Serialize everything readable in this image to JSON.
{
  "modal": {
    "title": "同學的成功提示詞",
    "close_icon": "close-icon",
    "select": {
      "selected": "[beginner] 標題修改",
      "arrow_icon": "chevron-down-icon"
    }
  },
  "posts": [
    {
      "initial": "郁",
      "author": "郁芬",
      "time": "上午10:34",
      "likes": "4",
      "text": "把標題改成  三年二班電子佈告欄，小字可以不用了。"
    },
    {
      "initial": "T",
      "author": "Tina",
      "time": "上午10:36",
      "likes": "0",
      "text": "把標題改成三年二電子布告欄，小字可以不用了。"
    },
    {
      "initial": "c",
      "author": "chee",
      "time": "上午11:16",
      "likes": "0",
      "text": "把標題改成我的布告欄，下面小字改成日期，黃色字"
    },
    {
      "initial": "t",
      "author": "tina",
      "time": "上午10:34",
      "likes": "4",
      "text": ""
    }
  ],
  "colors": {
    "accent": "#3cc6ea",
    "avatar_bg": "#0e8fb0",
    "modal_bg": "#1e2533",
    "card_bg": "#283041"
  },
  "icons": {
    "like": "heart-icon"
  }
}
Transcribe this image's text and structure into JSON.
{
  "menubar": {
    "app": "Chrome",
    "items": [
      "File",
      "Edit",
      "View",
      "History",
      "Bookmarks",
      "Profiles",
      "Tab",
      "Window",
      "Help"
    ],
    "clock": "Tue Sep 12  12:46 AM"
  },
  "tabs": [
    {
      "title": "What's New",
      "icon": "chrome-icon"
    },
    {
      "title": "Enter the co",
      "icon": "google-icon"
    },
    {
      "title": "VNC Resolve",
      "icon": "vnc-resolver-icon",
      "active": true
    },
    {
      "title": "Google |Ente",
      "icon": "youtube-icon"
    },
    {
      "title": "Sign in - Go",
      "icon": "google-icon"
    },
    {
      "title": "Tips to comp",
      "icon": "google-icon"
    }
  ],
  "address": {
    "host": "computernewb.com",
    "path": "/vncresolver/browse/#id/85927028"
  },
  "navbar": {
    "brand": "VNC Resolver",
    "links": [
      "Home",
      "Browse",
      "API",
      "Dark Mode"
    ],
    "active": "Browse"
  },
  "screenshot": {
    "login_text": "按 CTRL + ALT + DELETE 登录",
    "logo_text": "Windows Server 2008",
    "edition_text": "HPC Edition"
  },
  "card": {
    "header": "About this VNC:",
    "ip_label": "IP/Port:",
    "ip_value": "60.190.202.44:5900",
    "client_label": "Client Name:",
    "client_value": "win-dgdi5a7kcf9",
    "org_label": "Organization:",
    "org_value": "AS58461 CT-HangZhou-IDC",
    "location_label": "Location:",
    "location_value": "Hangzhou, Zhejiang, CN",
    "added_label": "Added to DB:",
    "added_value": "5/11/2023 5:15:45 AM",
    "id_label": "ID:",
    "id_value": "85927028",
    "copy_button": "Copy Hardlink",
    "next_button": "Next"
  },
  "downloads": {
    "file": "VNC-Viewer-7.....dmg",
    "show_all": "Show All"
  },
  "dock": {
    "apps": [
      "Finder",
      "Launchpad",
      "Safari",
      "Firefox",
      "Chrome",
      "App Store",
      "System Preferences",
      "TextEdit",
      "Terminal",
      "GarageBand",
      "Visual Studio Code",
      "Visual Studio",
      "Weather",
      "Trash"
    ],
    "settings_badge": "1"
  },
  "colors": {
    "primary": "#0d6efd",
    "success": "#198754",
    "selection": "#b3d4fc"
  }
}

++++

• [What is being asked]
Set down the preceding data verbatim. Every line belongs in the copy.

• [Answer to this exercise]
Serialize everything readable in this image to JSON.
{
  "modal": {
    "title": "同學的成功提示詞",
    "close_icon": "close-icon",
    "select": {
      "selected": "[beginner] 標題修改",
      "arrow_icon": "chevron-down-icon"
    }
  },
  "posts": [
    {
      "initial": "郁",
      "author": "郁芬",
      "time": "上午10:34",
      "likes": "4",
      "text": "把標題改成  三年二班電子佈告欄，小字可以不用了。"
    },
    {
      "initial": "T",
      "author": "Tina",
      "time": "上午10:36",
      "likes": "0",
      "text": "把標題改成三年二電子布告欄，小字可以不用了。"
    },
    {
      "initial": "c",
      "author": "chee",
      "time": "上午11:16",
      "likes": "0",
      "text": "把標題改成我的布告欄，下面小字改成日期，黃色字"
    },
    {
      "initial": "t",
      "author": "tina",
      "time": "上午10:34",
      "likes": "4",
      "text": ""
    }
  ],
  "colors": {
    "accent": "#3cc6ea",
    "avatar_bg": "#0e8fb0",
    "modal_bg": "#1e2533",
    "card_bg": "#283041"
  },
  "icons": {
    "like": "heart-icon"
  }
}
Transcribe this image's text and structure into JSON.
{
  "menubar": {
    "app": "Chrome",
    "items": [
      "File",
      "Edit",
      "View",
      "History",
      "Bookmarks",
      "Profiles",
      "Tab",
      "Window",
      "Help"
    ],
    "clock": "Tue Sep 12  12:46 AM"
  },
  "tabs": [
    {
      "title": "What's New",
      "icon": "chrome-icon"
    },
    {
      "title": "Enter the co",
      "icon": "google-icon"
    },
    {
      "title": "VNC Resolve",
      "icon": "vnc-resolver-icon",
      "active": true
    },
    {
      "title": "Google |Ente",
      "icon": "youtube-icon"
    },
    {
      "title": "Sign in - Go",
      "icon": "google-icon"
    },
    {
      "title": "Tips to comp",
      "icon": "google-icon"
    }
  ],
  "address": {
    "host": "computernewb.com",
    "path": "/vncresolver/browse/#id/85927028"
  },
  "navbar": {
    "brand": "VNC Resolver",
    "links": [
      "Home",
      "Browse",
      "API",
      "Dark Mode"
    ],
    "active": "Browse"
  },
  "screenshot": {
    "login_text": "按 CTRL + ALT + DELETE 登录",
    "logo_text": "Windows Server 2008",
    "edition_text": "HPC Edition"
  },
  "card": {
    "header": "About this VNC:",
    "ip_label": "IP/Port:",
    "ip_value": "60.190.202.44:5900",
    "client_label": "Client Name:",
    "client_value": "win-dgdi5a7kcf9",
    "org_label": "Organization:",
    "org_value": "AS58461 CT-HangZhou-IDC",
    "location_label": "Location:",
    "location_value": "Hangzhou, Zhejiang, CN",
    "added_label": "Added to DB:",
    "added_value": "5/11/2023 5:15:45 AM",
    "id_label": "ID:",
    "id_value": "85927028",
    "copy_button": "Copy Hardlink",
    "next_button": "Next"
  },
  "downloads": {
    "file": "VNC-Viewer-7.....dmg",
    "show_all": "Show All"
  },
  "dock": {
    "apps": [
      "Finder",
      "Launchpad",
      "Safari",
      "Firefox",
      "Chrome",
      "App Store",
      "System Preferences",
      "TextEdit",
      "Terminal",
      "GarageBand",
      "Visual Studio Code",
      "Visual Studio",
      "Weather",
      "Trash"
    ],
    "settings_badge": "1"
  },
  "colors": {
    "primary": "#0d6efd",
    "success": "#198754",
    "selection": "#b3d4fc"
  }
}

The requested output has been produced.